> _Problem details_
From the listing below, work out how many lines contain "title". Reply with that number only.

> _Source material_
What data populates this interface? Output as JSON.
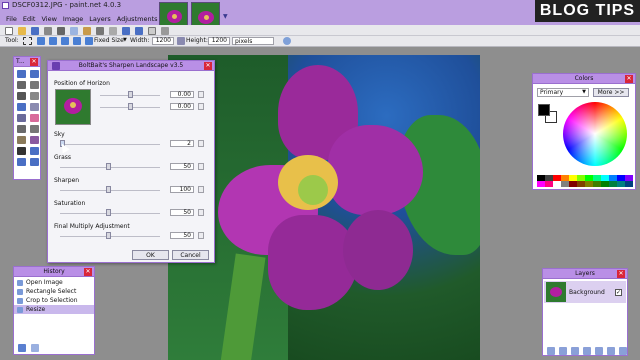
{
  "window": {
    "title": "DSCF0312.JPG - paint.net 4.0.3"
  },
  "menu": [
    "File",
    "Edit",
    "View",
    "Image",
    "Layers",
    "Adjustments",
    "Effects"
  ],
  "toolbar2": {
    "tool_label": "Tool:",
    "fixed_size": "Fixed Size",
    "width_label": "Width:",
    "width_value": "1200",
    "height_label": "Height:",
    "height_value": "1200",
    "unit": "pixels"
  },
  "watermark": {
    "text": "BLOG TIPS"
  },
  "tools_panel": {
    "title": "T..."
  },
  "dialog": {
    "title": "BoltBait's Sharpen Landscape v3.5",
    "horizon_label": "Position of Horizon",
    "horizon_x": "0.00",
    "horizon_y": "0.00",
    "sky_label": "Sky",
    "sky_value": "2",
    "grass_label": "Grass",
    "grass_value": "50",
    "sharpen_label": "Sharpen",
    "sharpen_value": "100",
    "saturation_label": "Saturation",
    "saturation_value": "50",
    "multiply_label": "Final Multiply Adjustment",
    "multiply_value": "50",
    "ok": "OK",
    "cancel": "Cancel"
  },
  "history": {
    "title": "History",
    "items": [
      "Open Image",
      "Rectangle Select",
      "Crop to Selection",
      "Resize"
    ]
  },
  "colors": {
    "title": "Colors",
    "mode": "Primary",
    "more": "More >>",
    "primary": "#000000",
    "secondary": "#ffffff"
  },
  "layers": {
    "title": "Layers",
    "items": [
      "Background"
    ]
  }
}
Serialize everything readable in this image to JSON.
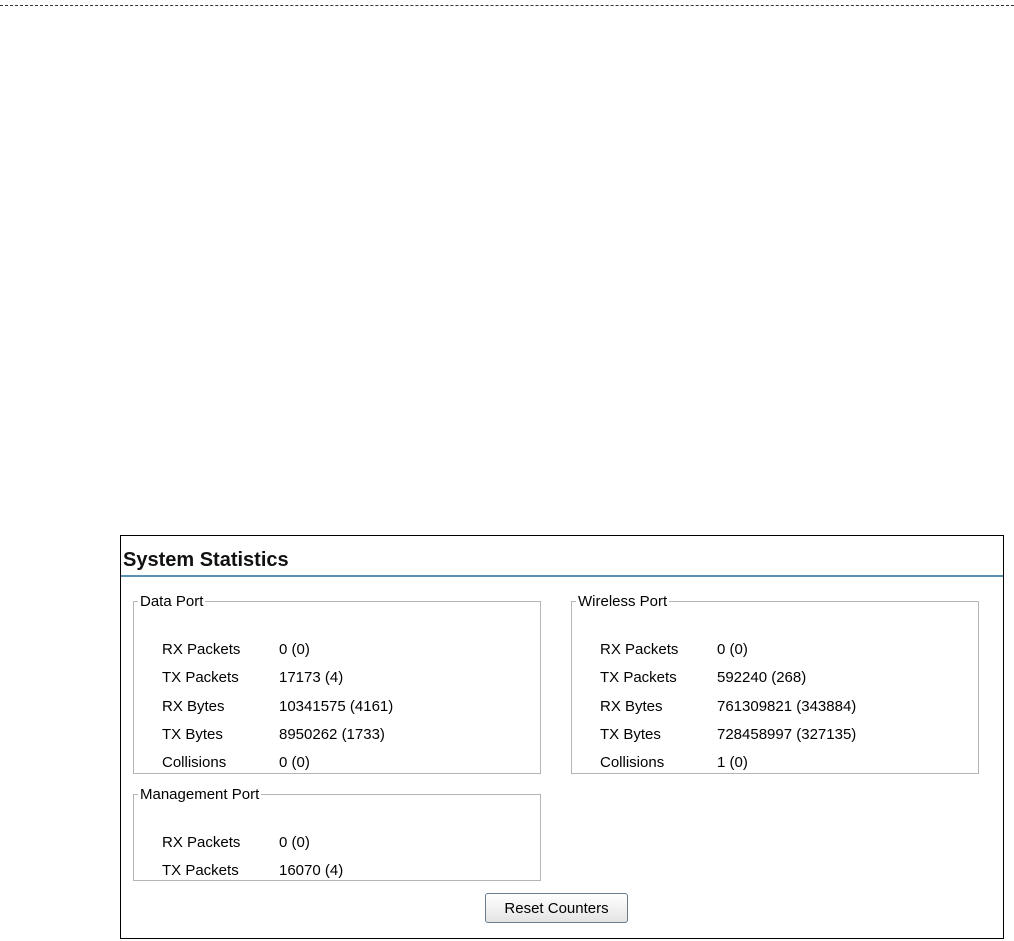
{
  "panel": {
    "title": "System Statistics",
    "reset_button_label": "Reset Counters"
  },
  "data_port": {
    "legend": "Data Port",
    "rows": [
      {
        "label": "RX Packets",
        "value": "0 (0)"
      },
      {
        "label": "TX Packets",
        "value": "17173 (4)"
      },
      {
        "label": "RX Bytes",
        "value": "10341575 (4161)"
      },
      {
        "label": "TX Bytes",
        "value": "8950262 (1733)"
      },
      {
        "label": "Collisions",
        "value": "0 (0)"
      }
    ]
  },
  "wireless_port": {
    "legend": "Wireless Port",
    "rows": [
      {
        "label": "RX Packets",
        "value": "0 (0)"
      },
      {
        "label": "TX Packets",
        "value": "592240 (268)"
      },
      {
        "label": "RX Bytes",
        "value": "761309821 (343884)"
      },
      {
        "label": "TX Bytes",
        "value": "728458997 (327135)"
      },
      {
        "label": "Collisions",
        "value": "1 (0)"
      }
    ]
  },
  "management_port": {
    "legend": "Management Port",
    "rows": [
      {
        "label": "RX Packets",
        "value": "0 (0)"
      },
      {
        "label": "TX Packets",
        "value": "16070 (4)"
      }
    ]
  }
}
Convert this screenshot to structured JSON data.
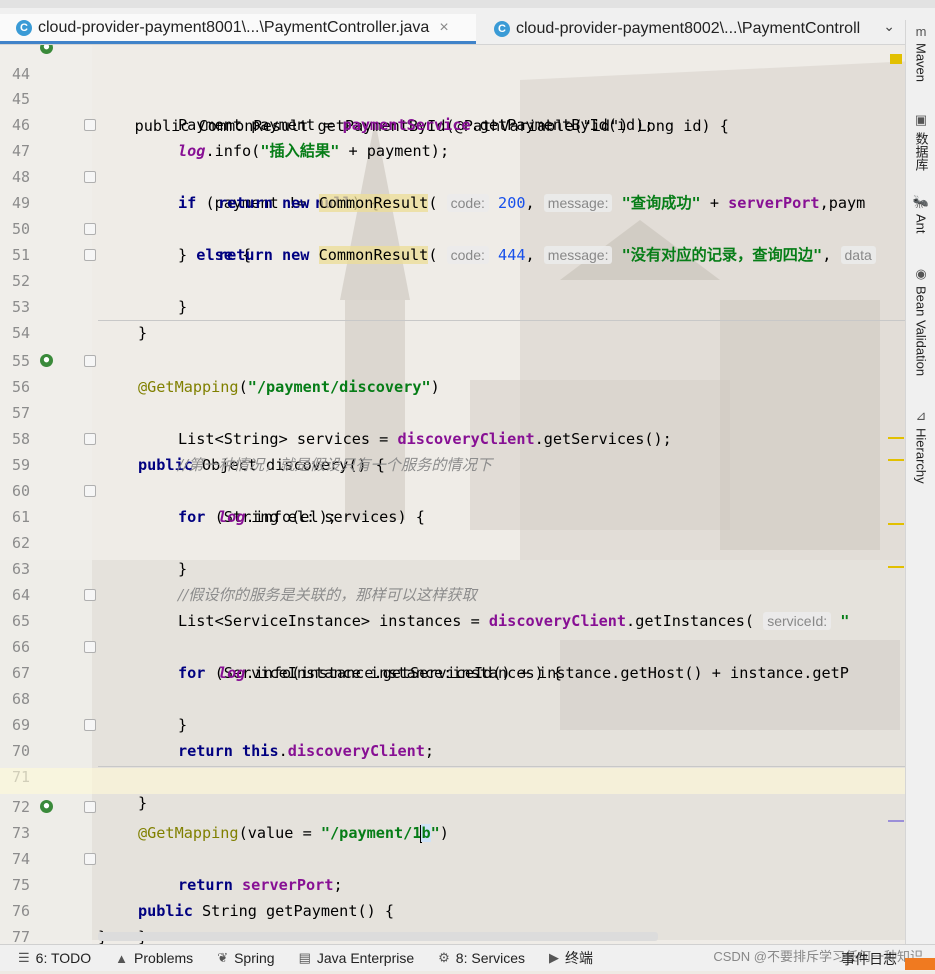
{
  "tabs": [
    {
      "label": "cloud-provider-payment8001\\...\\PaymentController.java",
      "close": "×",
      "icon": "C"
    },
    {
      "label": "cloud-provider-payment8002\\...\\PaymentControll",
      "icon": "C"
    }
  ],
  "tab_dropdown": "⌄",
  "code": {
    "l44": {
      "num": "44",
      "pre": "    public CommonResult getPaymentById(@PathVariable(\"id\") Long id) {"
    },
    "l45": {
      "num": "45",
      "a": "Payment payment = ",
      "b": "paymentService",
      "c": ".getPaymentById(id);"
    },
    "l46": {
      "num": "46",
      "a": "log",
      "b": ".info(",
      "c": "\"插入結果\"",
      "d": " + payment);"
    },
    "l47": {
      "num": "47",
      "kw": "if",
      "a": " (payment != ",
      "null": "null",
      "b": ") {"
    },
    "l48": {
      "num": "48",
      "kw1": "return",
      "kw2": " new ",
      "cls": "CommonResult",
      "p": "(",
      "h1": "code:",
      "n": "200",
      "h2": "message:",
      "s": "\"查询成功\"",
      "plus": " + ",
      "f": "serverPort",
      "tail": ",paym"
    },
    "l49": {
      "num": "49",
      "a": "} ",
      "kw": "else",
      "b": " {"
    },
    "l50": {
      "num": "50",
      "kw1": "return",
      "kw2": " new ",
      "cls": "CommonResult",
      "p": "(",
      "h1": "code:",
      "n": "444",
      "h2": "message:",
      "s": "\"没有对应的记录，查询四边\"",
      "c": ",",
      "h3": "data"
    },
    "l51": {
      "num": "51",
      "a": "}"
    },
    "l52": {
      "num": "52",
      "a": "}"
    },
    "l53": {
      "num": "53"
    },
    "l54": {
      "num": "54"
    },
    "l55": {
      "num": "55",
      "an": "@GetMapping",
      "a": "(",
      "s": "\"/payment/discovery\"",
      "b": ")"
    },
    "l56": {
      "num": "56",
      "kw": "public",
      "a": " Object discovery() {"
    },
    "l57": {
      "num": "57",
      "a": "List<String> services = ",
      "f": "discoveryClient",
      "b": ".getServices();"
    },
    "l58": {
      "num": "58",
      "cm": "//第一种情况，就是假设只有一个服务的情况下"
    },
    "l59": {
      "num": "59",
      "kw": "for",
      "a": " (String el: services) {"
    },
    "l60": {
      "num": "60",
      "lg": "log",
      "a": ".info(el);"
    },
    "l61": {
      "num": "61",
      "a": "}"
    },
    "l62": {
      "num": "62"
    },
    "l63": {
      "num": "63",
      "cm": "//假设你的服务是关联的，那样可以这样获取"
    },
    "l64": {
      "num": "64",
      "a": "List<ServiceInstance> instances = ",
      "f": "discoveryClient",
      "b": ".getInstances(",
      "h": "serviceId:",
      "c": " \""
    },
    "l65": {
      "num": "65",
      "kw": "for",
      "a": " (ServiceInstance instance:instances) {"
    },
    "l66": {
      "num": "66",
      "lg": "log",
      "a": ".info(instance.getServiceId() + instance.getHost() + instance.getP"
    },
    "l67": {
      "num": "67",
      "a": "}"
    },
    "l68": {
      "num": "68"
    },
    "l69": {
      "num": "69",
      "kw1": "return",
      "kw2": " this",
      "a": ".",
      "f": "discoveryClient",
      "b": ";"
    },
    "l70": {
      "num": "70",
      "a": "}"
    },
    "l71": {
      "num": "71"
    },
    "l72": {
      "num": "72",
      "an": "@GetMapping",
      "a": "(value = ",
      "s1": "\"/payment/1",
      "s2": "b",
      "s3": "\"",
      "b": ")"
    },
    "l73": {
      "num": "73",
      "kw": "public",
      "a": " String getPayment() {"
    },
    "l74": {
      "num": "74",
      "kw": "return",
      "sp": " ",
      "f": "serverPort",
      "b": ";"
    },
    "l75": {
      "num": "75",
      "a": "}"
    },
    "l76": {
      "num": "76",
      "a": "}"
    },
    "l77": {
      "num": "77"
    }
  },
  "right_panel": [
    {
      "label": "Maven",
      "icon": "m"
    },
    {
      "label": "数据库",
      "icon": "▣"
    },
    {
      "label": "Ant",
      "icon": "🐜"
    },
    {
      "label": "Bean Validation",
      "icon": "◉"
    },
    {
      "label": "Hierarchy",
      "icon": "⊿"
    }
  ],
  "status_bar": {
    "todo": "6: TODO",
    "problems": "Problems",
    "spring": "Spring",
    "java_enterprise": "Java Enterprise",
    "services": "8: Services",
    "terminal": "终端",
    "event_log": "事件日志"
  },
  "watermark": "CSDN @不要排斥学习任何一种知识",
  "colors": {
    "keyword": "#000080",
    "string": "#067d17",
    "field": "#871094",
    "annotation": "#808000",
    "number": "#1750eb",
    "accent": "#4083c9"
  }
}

> _Task solution_
7